The defining characteristic of any given jazz musician is frequently his sound. The more control a player has over the nature of that sound, the more likely he is to project a distinctive musical personality.
This 1987 date teams the iconoclastic pianist with guitarist Bill Frisell, drummer Paul Motian, and British saxophonist John Surman. While it's easy to argue that, with Manfred Eicher's icy, crystalline production, this was a stock date for both the artists and the label, that argument would be flat wrong. Bley was looking for a new lyricism in his own playing and in his compositions. He was coming from a different place than the large harmonies offered by augmented and suspended chords and writing for piano trios. The other band members – two other extremely lyrical improvisers in Surman and Frisell.

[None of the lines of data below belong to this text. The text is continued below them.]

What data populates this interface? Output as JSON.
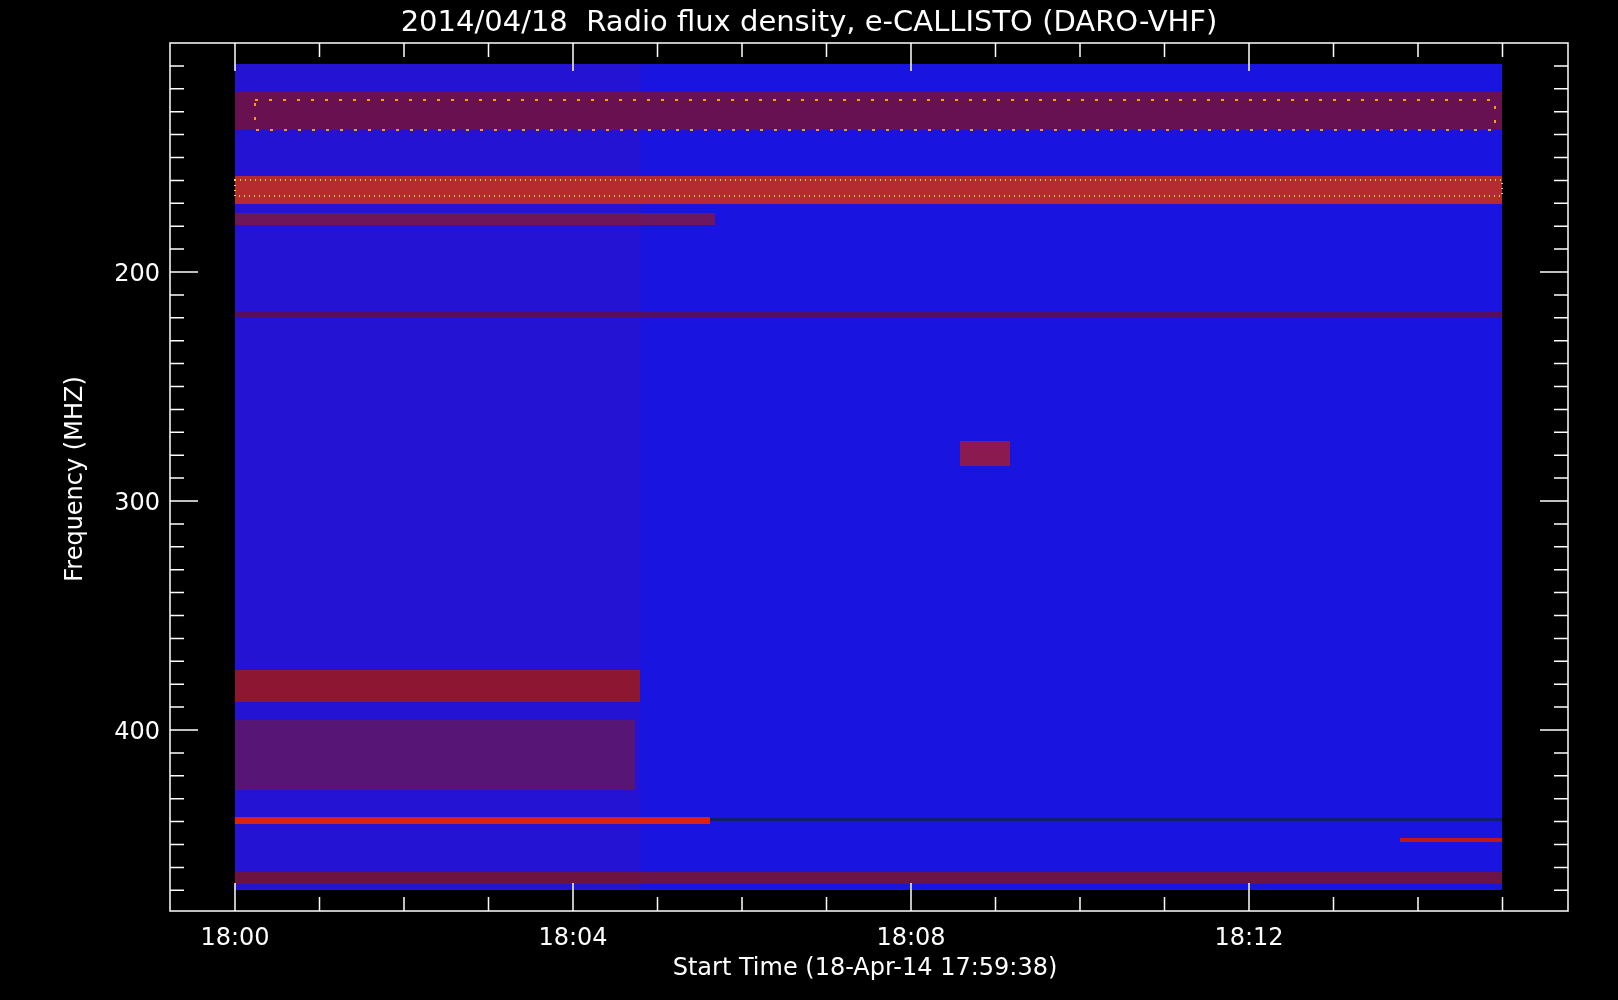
{
  "title": "2014/04/18  Radio flux density, e-CALLISTO (DARO-VHF)",
  "ylabel": "Frequency (MHZ)",
  "yticks": [
    "200",
    "300",
    "400"
  ],
  "xticks": [
    "18:00",
    "18:04",
    "18:08",
    "18:12"
  ],
  "xlabel": "Start Time (18-Apr-14 17:59:38)"
}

At the very end of the 1980s, Anssi Karttunen and Kari Kriikku, old friends from their days at the Sibelius Academy, decided to commision works from all major Finnish composers for the then-usual combination of cello and clarinet. Sure enough, most composers agreed, and the two performers were even able to premiere the pieces in short order. It took 15 years, however, for Ondine to release the recording which Karttunen and Kriikku promised. I am not a fan of all the composers here, so I will limit my comments to four works……….. Lots of fun.Christopher Culver @ Amazon.com
THE COMPLETE BILL EVANS ON VERVE is an 18-disc, 269-track box set featuring every track that Bill Evans recorded for Verve between 1962 and 1969, including 98 previously-unreleased tracks. It includes a 160-page, full-color book. THE COMPLETE BILL EVANS ON VERVE was nominated for a 1998 Grammy Award for Best Recording Package - Boxed and for Best Historical Album. The 18 CDs in this exhaustive set provide a comprehensive picture of Bill Evans from 1962 to 1969, a period when the pianist was both consolidating his fame and sometimes taking his music into untested waters, from unaccompanied piano to symphony orchestra. His work with multitracked solo piano, originally released as Conversations with Myself and the later Further Conversations with Myself, was the most remarkable new format for his introspective music. It gave Evans a way to be all the pianists he could be at once–combining densely chordal, harmonically oblique parts with surprising, rhythmic punctuation and darting, exploratory runs.